- _YOUR GOAL_
Each line of the data should be repeated precisely.

- _AVAILABLE RECORDS_
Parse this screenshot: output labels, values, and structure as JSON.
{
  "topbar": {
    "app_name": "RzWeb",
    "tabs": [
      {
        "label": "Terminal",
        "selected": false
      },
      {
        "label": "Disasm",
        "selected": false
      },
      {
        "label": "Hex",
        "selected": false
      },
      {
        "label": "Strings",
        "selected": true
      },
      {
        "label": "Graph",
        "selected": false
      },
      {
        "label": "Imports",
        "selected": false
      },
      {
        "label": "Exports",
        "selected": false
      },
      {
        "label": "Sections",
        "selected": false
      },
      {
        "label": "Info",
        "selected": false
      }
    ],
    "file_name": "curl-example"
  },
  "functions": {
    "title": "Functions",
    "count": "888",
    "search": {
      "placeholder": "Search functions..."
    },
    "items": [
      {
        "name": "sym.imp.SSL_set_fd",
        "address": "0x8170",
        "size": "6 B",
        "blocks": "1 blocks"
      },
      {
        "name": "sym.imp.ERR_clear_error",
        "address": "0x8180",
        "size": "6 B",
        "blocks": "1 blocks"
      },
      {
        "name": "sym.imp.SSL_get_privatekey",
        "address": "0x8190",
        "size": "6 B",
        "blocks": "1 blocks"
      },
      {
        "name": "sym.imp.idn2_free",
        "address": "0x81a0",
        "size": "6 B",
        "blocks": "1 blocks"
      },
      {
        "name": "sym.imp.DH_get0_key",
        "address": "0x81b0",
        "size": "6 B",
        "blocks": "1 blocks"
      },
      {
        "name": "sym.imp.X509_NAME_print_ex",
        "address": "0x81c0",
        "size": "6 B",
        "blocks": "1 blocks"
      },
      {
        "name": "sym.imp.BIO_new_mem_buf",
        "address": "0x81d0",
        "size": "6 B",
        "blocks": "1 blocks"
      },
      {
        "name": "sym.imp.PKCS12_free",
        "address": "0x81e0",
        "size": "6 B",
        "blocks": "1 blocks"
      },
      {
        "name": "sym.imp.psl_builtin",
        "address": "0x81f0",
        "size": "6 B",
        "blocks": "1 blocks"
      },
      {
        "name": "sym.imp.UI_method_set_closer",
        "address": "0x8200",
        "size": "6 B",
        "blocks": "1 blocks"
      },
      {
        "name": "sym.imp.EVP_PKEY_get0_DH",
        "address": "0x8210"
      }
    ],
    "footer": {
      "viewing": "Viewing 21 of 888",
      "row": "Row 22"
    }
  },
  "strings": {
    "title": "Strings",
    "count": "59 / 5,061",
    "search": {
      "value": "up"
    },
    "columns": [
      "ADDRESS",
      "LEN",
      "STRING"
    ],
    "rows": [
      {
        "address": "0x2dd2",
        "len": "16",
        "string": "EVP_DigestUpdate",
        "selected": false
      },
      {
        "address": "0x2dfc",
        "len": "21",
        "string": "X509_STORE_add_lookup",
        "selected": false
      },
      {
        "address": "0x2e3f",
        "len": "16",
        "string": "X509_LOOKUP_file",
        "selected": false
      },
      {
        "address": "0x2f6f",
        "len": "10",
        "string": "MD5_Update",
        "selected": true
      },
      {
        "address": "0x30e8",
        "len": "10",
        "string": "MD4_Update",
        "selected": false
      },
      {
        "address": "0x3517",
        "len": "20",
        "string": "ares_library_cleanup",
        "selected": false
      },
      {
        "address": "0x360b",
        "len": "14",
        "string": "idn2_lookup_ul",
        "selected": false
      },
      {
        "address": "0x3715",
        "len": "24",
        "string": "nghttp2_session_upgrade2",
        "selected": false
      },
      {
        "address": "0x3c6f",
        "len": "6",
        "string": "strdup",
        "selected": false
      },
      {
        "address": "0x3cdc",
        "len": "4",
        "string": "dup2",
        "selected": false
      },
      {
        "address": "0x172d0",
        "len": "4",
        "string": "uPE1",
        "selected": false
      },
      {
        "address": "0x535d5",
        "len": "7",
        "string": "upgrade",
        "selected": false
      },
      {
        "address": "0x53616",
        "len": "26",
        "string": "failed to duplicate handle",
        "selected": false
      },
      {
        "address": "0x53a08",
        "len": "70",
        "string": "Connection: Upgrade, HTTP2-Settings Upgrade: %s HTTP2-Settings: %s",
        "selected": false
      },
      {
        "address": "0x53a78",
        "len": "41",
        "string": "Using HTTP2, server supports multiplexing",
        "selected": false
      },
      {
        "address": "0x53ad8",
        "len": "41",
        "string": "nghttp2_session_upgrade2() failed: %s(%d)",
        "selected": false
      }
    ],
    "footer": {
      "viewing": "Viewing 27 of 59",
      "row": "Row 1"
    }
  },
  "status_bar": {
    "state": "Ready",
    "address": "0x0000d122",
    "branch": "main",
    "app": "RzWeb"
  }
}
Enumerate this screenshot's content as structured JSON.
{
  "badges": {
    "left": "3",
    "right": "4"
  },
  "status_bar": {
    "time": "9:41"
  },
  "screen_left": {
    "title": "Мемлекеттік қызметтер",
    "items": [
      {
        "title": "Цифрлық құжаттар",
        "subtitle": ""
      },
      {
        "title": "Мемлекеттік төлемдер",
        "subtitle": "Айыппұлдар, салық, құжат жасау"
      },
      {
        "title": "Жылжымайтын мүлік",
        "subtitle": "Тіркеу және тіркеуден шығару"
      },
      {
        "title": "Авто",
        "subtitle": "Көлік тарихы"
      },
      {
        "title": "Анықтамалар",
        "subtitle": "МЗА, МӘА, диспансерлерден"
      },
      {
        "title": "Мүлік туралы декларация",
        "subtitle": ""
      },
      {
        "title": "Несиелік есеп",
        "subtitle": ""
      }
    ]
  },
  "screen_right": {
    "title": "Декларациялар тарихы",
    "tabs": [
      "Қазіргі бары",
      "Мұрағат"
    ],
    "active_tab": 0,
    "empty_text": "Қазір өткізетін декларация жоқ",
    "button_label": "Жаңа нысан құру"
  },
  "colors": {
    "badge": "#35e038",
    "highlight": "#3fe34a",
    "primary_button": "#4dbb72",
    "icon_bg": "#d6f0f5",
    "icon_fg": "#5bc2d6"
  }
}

- _YOUR SOLUTION_
Parse this screenshot: output labels, values, and structure as JSON.
{
  "topbar": {
    "app_name": "RzWeb",
    "tabs": [
      {
        "label": "Terminal",
        "selected": false
      },
      {
        "label": "Disasm",
        "selected": false
      },
      {
        "label": "Hex",
        "selected": false
      },
      {
        "label": "Strings",
        "selected": true
      },
      {
        "label": "Graph",
        "selected": false
      },
      {
        "label": "Imports",
        "selected": false
      },
      {
        "label": "Exports",
        "selected": false
      },
      {
        "label": "Sections",
        "selected": false
      },
      {
        "label": "Info",
        "selected": false
      }
    ],
    "file_name": "curl-example"
  },
  "functions": {
    "title": "Functions",
    "count": "888",
    "search": {
      "placeholder": "Search functions..."
    },
    "items": [
      {
        "name": "sym.imp.SSL_set_fd",
        "address": "0x8170",
        "size": "6 B",
        "blocks": "1 blocks"
      },
      {
        "name": "sym.imp.ERR_clear_error",
        "address": "0x8180",
        "size": "6 B",
        "blocks": "1 blocks"
      },
      {
        "name": "sym.imp.SSL_get_privatekey",
        "address": "0x8190",
        "size": "6 B",
        "blocks": "1 blocks"
      },
      {
        "name": "sym.imp.idn2_free",
        "address": "0x81a0",
        "size": "6 B",
        "blocks": "1 blocks"
      },
      {
        "name": "sym.imp.DH_get0_key",
        "address": "0x81b0",
        "size": "6 B",
        "blocks": "1 blocks"
      },
      {
        "name": "sym.imp.X509_NAME_print_ex",
        "address": "0x81c0",
        "size": "6 B",
        "blocks": "1 blocks"
      },
      {
        "name": "sym.imp.BIO_new_mem_buf",
        "address": "0x81d0",
        "size": "6 B",
        "blocks": "1 blocks"
      },
      {
        "name": "sym.imp.PKCS12_free",
        "address": "0x81e0",
        "size": "6 B",
        "blocks": "1 blocks"
      },
      {
        "name": "sym.imp.psl_builtin",
        "address": "0x81f0",
        "size": "6 B",
        "blocks": "1 blocks"
      },
      {
        "name": "sym.imp.UI_method_set_closer",
        "address": "0x8200",
        "size": "6 B",
        "blocks": "1 blocks"
      },
      {
        "name": "sym.imp.EVP_PKEY_get0_DH",
        "address": "0x8210"
      }
    ],
    "footer": {
      "viewing": "Viewing 21 of 888",
      "row": "Row 22"
    }
  },
  "strings": {
    "title": "Strings",
    "count": "59 / 5,061",
    "search": {
      "value": "up"
    },
    "columns": [
      "ADDRESS",
      "LEN",
      "STRING"
    ],
    "rows": [
      {
        "address": "0x2dd2",
        "len": "16",
        "string": "EVP_DigestUpdate",
        "selected": false
      },
      {
        "address": "0x2dfc",
        "len": "21",
        "string": "X509_STORE_add_lookup",
        "selected": false
      },
      {
        "address": "0x2e3f",
        "len": "16",
        "string": "X509_LOOKUP_file",
        "selected": false
      },
      {
        "address": "0x2f6f",
        "len": "10",
        "string": "MD5_Update",
        "selected": true
      },
      {
        "address": "0x30e8",
        "len": "10",
        "string": "MD4_Update",
        "selected": false
      },
      {
        "address": "0x3517",
        "len": "20",
        "string": "ares_library_cleanup",
        "selected": false
      },
      {
        "address": "0x360b",
        "len": "14",
        "string": "idn2_lookup_ul",
        "selected": false
      },
      {
        "address": "0x3715",
        "len": "24",
        "string": "nghttp2_session_upgrade2",
        "selected": false
      },
      {
        "address": "0x3c6f",
        "len": "6",
        "string": "strdup",
        "selected": false
      },
      {
        "address": "0x3cdc",
        "len": "4",
        "string": "dup2",
        "selected": false
      },
      {
        "address": "0x172d0",
        "len": "4",
        "string": "uPE1",
        "selected": false
      },
      {
        "address": "0x535d5",
        "len": "7",
        "string": "upgrade",
        "selected": false
      },
      {
        "address": "0x53616",
        "len": "26",
        "string": "failed to duplicate handle",
        "selected": false
      },
      {
        "address": "0x53a08",
        "len": "70",
        "string": "Connection: Upgrade, HTTP2-Settings Upgrade: %s HTTP2-Settings: %s",
        "selected": false
      },
      {
        "address": "0x53a78",
        "len": "41",
        "string": "Using HTTP2, server supports multiplexing",
        "selected": false
      },
      {
        "address": "0x53ad8",
        "len": "41",
        "string": "nghttp2_session_upgrade2() failed: %s(%d)",
        "selected": false
      }
    ],
    "footer": {
      "viewing": "Viewing 27 of 59",
      "row": "Row 1"
    }
  },
  "status_bar": {
    "state": "Ready",
    "address": "0x0000d122",
    "branch": "main",
    "app": "RzWeb"
  }
}
Enumerate this screenshot's content as structured JSON.
{
  "badges": {
    "left": "3",
    "right": "4"
  },
  "status_bar": {
    "time": "9:41"
  },
  "screen_left": {
    "title": "Мемлекеттік қызметтер",
    "items": [
      {
        "title": "Цифрлық құжаттар",
        "subtitle": ""
      },
      {
        "title": "Мемлекеттік төлемдер",
        "subtitle": "Айыппұлдар, салық, құжат жасау"
      },
      {
        "title": "Жылжымайтын мүлік",
        "subtitle": "Тіркеу және тіркеуден шығару"
      },
      {
        "title": "Авто",
        "subtitle": "Көлік тарихы"
      },
      {
        "title": "Анықтамалар",
        "subtitle": "МЗА, МӘА, диспансерлерден"
      },
      {
        "title": "Мүлік туралы декларация",
        "subtitle": ""
      },
      {
        "title": "Несиелік есеп",
        "subtitle": ""
      }
    ]
  },
  "screen_right": {
    "title": "Декларациялар тарихы",
    "tabs": [
      "Қазіргі бары",
      "Мұрағат"
    ],
    "active_tab": 0,
    "empty_text": "Қазір өткізетін декларация жоқ",
    "button_label": "Жаңа нысан құру"
  },
  "colors": {
    "badge": "#35e038",
    "highlight": "#3fe34a",
    "primary_button": "#4dbb72",
    "icon_bg": "#d6f0f5",
    "icon_fg": "#5bc2d6"
  }
}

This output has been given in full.